‘The Maranata Convention Renewed My Hope,’ Flood Survivor in Brazil Says

Carolina Calegaro traveled to Brasilia to summon help for her flooded hometown.

Priscila Baracho, South American Division, and Adventist Review

The city of Alvorada in Brazil is part of the metropolitan region of Porto Alegre, the capital city of the southern state of Rio Grande do Sul. Alvorada was one of the cities affected by the massive floods in southern Brazil that began in late April and whose effects are ongoing.

Against all odds, Carolina Calegaro, a young Seventh-day Adventist science and biology teacher and youth leader at her local church, traveled to Brasilia to attend the 2024 Maranata South American Division youth convention after surviving the massive floods in Alvorada. Even though she and four friends had registered about a year ago, the last week of April brought bad news, and they thought they wouldn’t be able to attend. Due to the pouring rains and the consequent flood, the Porto Alegre airport was flooded and its runways closed indefinitely.

“We had already purchased our tickets, and everything was ready,” Carolina says. “Then, all of a sudden, our plans got thwarted.”

The home where Carolina lives with her mother and sister was flooded. Their bedroom, kitchen, and living room furniture was lost. The family managed to salvage a few items with the help of small boats and a backhoe. “We had never seen anything like this. The water reached our chests,” she says.

Carolina Calegaro (second from right) and other young participants from Rio Grande do Sul pose for a group photo at the BRB Mané Garrincha Arena. [Photo: Priscila Baracho]

Change of Plans

Facing the unimaginable, Carolina thought she would have to cancel. The fact that her family had lost everything left her wondering if she should travel. Also, her mother was going through chemotherapy treatment, and she thought she should stay home. Carolina met with friends to discuss their options, as the airport was closed and many roads in the area had suffered landslides.

With the encouragement of their families, now staying at a rented house in Porto Alegre, the group of young people decided to proceed and travel to the convention in Brasilia. Local Adventist leaders also supported those wishing to travel. “I felt sad and rather pessimistic, but I saw that God was opening doors, so I felt He really wanted us to be at the convention,” Carolina says.

In Alvorada, the local Adventist youth group Carolina leads is organizing a joint effort with other volunteers to clean the homes of people affected by the floods. The group has also visited a shelter in the city to sing and play games. “Carolina is one of those people who has made a difference in our region, and in much of our state,” Adilson Barros, pastor at the Vila Americana Adventist congregation, says. “It is something that ends up reflecting positively on other people’s lives.”

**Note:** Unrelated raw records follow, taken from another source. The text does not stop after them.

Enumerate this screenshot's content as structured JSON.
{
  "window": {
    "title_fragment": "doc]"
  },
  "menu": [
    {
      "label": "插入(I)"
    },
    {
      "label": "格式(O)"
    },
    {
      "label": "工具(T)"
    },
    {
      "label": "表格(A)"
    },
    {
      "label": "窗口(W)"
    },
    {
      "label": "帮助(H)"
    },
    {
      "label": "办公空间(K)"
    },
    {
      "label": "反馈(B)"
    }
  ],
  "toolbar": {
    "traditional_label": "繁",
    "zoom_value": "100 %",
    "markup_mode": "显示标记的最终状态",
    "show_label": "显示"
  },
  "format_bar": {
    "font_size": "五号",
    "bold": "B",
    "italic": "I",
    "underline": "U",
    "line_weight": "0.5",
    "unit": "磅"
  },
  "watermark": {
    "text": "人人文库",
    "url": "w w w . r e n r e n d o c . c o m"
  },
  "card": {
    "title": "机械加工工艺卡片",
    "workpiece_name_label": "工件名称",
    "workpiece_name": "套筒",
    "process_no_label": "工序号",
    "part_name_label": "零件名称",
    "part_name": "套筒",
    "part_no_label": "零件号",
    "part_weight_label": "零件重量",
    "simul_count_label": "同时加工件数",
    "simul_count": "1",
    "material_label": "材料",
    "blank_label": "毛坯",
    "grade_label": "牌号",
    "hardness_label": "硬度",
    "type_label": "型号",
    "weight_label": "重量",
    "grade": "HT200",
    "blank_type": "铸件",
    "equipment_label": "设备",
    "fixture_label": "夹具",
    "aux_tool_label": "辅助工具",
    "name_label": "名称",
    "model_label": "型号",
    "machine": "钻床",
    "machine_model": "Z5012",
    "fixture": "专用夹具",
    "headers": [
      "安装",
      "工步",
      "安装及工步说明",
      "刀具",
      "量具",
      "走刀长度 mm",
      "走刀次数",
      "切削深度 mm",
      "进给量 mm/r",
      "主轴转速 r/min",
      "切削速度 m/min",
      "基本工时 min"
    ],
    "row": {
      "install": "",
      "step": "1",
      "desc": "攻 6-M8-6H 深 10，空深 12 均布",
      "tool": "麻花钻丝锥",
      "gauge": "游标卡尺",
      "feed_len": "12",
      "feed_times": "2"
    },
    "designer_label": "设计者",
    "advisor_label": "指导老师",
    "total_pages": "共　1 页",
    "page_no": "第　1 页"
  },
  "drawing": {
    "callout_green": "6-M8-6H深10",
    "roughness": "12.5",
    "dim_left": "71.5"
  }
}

Elmar Borges, Adventist youth ministries director in the Adventist Church’s South Brazil Union Conference, highlighted the importance of mutual support and volunteering in the difficult times that Rio Grande do Sul is going through.

Carolina explains that she feels loved by God despite her ordeal. “Participating in the Maranata convention is like a breather for me, because I felt very sad, but this event is giving me joy and a renewal of my hope,” she says.

“Young people have mobilized to help each other. Many had seen their own homes destroyed, but they decided to step up and help others instead,” Borges says. A total of 300 Adventist young people from Rio Grande do Sul managed to travel to the Maranata convention, he reports.

Participants choose among various options for making donations that will become items to support those affected by the floods in Rio Grande do Sul. [Photo: Gustavo Leighton]

Solidarity Market

During the convention, at the booth of the Adventist Development and Relief Agency (ADRA), participants made donations that became food, hygiene, and cleaning items through a Solidarity Market. Touch-screen kiosks available at the site allowed donors to choose either a single product or a complete kit, so ADRA can continue working to support those affected by the floods in Rio Grande do Sul.

In total, ADRA collected 900 kits during the convention, the agency leaders says.

The original version of this story was posted on the South American Division Portuguese-language news site.

Priscila Baracho, South American Division, and Adventist Review